__What is needed__
Pick out each line of the records in which the word "JSON" appears.

__Supplied data__
►

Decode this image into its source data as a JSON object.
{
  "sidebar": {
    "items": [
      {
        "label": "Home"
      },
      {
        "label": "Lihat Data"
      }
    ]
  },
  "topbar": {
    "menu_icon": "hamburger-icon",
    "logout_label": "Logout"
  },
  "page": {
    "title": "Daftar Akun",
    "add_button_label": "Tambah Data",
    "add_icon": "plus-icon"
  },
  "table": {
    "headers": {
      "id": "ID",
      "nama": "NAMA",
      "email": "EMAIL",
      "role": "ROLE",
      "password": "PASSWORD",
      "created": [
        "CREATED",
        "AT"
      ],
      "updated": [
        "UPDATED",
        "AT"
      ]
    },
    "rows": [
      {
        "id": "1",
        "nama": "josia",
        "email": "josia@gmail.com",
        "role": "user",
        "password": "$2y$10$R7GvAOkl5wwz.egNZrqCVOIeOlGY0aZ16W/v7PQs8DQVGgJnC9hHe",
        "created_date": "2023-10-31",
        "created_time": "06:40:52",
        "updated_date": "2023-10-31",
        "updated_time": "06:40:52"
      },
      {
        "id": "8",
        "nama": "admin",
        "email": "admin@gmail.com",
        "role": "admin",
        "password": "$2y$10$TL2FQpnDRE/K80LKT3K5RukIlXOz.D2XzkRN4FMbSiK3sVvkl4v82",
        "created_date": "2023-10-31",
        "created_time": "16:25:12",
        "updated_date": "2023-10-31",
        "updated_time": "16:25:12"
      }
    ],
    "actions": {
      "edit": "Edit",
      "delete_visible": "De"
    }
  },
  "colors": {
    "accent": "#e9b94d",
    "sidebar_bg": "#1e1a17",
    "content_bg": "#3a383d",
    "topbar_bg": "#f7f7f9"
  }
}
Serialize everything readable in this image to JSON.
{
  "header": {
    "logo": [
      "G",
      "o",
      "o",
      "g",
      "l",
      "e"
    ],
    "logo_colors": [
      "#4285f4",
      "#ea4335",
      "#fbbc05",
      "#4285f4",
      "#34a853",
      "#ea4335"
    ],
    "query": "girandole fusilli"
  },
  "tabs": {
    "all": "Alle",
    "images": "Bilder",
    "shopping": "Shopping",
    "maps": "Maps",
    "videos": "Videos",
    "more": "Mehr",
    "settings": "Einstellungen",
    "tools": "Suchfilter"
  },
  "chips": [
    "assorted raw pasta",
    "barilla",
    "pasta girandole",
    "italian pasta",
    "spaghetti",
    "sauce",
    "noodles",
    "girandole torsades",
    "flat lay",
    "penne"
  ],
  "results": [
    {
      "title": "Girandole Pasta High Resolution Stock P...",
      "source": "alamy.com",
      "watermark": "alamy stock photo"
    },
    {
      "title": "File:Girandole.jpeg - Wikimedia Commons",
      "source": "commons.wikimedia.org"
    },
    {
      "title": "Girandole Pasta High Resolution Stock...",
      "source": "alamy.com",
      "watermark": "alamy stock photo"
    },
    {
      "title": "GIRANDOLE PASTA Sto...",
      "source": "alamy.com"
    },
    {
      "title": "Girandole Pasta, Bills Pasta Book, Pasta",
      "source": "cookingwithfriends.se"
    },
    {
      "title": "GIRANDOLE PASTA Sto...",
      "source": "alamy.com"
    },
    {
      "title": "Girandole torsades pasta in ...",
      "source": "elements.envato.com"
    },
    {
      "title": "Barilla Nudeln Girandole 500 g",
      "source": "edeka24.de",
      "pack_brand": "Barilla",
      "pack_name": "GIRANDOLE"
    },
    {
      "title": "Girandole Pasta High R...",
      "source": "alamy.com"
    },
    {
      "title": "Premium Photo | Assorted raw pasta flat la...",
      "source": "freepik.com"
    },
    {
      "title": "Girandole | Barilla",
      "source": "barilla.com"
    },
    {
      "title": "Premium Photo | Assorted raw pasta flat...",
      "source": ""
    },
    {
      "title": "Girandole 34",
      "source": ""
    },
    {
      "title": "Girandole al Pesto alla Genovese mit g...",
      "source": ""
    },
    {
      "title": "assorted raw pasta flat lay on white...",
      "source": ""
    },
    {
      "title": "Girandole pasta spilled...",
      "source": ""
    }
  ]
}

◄

__Worked solution__
Decode this image into its source data as a JSON object.
Serialize everything readable in this image to JSON.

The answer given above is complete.